Whole grain goodness

Canada’s Food Guide recommends that half of total grain servings be whole grain. However, most consumers fall nowhere near this recommendation. Whether you buy bread from the corner bakery or the local supermarket, the multitude of options can be overwhelming and often confusing. Whole grain, whole wheat, stone ground, white bread…what’s the actual difference? Many of us have heard that “brown bread” is healthier for you, but many sandwich options simply taste better on white bread. There are vast differences between the available varieties, which consumers should be aware of when making a decision.

The main distinction between white and whole wheat bread is in the processing and nutritional content. Harvested wheat is comprised of bran, endosperm, and germ. Each component is essential to the nutrient content of grain, as they contain fiber, phytonutrients and carbohydrates, and protein respectively. When a grain is refined, only the starchy endosperm layer is left over. The refining process results in a loss of up to 30 vitamins and minerals, despite the nutrient enrichment process employed in many white breads today.

Not all whole wheat breads are whole grain. In fact, molasses is often used as a colouring agent to make the bread look like the healthier variety. Labels such as “whole grain health” really translate to “containing one to 49 per cent whole grain.” In order to reap the benefits of real whole grain, the product should state that it contains “100 per cent whole grain whole wheat” as the first ingredient. In Canada, a food can be advertised as whole wheat even with up to 70 per cent of the germ content removed. Breads such as 12 grain, stoned wheat, and whole bran actually contain mostly white flour. For these reasons, it is important to read the ingredients when choosing bread.

Whole grain products tend to have a higher caloric content than more refined products due to their higher oil content. However, whole grain breads are an important fiber source as consuming them more often will improve gastrointestinal function and health. The daily-recommended consumption of fibre is 25 grams for women and 38 grams for men. On average, Canadians only eat about 14 to 21 grams of fibre a day. While lentils and beans are the best fibre source, it is often easier to incorporate whole grain bread into a meal.

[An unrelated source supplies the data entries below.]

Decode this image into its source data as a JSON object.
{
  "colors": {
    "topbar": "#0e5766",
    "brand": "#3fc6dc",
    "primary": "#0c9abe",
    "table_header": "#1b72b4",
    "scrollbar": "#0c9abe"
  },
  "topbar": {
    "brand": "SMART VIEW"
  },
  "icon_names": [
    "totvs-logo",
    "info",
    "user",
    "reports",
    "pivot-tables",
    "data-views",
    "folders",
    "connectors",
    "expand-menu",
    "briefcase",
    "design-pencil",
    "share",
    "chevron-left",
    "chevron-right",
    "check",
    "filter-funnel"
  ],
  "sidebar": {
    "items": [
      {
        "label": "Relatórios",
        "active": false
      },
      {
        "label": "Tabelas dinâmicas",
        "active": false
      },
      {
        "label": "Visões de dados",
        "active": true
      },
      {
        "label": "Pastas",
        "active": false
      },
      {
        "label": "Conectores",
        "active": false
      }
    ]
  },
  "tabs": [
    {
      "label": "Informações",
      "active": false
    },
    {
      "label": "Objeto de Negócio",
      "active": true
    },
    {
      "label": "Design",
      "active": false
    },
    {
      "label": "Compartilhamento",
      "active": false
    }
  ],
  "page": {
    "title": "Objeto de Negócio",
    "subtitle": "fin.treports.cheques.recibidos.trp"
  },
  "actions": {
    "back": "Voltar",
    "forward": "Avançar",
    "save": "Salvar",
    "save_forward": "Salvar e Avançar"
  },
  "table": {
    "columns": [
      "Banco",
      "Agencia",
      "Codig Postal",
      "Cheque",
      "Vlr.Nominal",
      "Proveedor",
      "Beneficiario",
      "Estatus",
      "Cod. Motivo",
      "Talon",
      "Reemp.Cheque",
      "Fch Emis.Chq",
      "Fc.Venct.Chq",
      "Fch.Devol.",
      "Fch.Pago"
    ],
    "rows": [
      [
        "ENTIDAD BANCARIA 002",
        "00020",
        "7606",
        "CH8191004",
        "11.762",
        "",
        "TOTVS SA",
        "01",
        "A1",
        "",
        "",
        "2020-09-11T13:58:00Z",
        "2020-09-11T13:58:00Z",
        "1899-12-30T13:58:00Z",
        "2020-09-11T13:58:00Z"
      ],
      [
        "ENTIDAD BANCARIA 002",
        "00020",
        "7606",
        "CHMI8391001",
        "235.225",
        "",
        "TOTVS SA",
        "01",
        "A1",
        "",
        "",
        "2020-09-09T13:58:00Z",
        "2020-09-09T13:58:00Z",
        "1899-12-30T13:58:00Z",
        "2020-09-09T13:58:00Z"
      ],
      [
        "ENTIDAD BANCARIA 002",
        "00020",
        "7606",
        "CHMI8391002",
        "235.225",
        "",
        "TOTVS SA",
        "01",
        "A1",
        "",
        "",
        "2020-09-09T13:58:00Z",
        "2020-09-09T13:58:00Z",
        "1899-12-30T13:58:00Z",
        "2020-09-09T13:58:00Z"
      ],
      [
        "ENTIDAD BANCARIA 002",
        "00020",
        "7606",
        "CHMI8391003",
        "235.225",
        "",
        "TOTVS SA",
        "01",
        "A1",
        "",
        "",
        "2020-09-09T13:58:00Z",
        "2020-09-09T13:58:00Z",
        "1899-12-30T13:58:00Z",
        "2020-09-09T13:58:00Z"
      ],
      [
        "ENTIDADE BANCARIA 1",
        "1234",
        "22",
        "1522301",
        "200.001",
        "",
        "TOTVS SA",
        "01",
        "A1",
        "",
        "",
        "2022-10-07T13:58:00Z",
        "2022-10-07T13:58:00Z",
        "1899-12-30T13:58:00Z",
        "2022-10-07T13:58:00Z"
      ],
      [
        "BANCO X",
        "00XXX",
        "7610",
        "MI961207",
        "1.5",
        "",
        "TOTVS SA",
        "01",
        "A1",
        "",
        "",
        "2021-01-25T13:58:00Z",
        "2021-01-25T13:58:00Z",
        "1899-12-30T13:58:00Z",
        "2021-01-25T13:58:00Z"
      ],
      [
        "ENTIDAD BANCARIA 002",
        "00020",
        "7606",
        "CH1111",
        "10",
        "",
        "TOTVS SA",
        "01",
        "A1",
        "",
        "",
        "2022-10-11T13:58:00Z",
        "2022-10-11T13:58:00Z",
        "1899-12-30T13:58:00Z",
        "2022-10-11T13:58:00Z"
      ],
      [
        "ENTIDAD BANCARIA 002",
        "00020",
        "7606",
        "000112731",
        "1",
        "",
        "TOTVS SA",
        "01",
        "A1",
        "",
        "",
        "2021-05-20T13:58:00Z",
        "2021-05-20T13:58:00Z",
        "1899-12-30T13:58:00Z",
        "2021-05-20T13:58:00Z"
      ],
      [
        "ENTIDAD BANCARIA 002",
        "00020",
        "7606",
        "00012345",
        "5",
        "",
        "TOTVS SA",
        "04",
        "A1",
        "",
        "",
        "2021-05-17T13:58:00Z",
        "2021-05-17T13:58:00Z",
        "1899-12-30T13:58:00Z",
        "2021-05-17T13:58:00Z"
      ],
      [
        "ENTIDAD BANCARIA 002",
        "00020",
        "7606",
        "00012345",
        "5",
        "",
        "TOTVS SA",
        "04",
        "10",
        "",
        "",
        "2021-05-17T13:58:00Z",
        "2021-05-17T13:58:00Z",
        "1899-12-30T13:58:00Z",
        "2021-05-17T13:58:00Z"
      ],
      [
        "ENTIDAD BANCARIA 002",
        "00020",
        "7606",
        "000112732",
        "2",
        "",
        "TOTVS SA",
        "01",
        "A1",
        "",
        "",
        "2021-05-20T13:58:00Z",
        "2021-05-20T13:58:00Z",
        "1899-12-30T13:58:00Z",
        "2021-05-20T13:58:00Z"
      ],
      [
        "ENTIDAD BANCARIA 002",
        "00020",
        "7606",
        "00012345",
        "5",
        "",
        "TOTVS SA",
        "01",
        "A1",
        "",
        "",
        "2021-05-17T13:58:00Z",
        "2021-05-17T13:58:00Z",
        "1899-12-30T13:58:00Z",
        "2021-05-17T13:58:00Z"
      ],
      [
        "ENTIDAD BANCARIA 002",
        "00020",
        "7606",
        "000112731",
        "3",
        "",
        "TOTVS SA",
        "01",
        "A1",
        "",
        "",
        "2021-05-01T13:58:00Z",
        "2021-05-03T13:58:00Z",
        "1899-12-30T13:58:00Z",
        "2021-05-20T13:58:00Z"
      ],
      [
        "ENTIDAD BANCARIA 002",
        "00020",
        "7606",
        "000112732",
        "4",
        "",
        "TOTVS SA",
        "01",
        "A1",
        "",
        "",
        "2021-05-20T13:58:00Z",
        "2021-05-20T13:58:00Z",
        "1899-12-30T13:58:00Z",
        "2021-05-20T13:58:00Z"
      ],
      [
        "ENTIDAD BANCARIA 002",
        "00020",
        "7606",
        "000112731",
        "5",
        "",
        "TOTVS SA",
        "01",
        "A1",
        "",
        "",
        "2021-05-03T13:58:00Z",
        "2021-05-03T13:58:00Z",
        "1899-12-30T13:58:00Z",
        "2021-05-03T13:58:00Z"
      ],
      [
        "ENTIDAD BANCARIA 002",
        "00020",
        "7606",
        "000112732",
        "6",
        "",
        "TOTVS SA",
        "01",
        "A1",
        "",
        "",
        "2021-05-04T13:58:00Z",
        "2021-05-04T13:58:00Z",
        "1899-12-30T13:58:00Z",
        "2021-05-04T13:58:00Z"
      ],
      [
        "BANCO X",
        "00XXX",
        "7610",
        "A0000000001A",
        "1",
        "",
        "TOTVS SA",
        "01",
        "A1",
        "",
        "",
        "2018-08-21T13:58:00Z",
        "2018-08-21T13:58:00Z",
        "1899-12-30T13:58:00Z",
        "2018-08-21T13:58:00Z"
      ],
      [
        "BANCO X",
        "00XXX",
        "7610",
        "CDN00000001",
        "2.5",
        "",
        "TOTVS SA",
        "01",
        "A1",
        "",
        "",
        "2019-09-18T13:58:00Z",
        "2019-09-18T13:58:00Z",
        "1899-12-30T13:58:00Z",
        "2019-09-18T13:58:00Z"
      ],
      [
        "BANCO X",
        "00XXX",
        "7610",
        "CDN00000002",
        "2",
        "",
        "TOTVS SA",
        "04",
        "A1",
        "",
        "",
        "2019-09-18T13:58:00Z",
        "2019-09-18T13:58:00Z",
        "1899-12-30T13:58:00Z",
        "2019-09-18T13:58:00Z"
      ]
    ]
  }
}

Don’t be fooled by the packaging and too-good-to-be-true food manufacturers’ claims. Both white and whole wheat bread also contain chemical preservatives to increase shelf life. So if you’re really keen on making healthier choices you should visit the local bakery, or try baking your own bread.